**Activity**
Looking at each line of the data below, tally those that contain the word "value" and give only the total.

*** Opening Records ***

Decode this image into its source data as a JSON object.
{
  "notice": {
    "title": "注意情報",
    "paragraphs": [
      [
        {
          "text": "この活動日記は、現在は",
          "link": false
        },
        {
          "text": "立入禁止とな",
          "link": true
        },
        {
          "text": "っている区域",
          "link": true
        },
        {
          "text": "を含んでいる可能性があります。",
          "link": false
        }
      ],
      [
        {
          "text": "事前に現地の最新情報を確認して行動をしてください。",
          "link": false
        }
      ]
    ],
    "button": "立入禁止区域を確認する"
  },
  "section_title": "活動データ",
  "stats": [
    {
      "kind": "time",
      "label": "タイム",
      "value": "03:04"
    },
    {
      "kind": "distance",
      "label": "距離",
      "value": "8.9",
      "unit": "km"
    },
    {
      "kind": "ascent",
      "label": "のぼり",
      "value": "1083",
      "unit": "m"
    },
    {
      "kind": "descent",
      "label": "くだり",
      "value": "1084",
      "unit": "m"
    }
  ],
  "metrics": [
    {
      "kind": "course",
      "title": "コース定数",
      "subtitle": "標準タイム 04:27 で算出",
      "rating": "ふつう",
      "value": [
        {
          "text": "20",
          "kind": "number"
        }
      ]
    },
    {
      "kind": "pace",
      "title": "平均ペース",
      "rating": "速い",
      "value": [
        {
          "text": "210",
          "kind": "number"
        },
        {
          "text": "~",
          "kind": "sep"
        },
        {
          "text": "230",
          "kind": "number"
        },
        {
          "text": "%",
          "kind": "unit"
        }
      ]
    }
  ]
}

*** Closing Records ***
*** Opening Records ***

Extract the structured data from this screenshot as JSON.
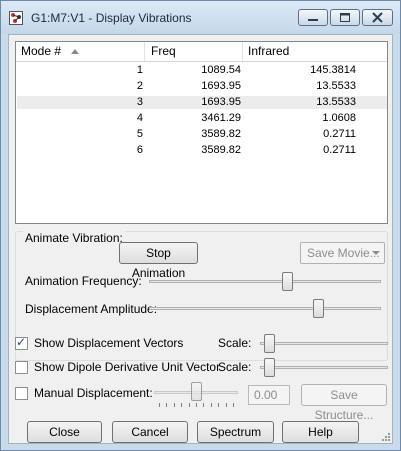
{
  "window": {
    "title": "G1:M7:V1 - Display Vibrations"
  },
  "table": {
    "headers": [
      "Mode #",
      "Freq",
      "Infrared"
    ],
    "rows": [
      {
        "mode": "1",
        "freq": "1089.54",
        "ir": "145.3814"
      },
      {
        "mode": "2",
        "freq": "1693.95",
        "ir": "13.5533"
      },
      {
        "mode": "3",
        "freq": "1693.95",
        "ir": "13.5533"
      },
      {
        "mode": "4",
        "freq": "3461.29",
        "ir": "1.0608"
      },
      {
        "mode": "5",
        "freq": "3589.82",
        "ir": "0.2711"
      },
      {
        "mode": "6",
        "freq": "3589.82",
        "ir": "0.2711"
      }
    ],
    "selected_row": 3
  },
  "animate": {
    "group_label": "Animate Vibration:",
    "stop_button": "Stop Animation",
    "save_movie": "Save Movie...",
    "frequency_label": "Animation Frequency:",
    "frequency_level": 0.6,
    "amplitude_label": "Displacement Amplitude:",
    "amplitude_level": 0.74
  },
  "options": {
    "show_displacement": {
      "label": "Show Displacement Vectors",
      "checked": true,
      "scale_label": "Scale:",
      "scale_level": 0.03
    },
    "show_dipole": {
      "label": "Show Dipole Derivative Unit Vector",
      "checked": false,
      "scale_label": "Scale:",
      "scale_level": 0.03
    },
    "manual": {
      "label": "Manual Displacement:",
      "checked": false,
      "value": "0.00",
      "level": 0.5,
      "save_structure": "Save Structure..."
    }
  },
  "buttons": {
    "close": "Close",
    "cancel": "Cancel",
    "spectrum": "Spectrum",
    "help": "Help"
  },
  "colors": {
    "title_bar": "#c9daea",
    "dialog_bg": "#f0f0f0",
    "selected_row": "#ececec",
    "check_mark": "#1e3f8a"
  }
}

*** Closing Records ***

**Response to this task**
7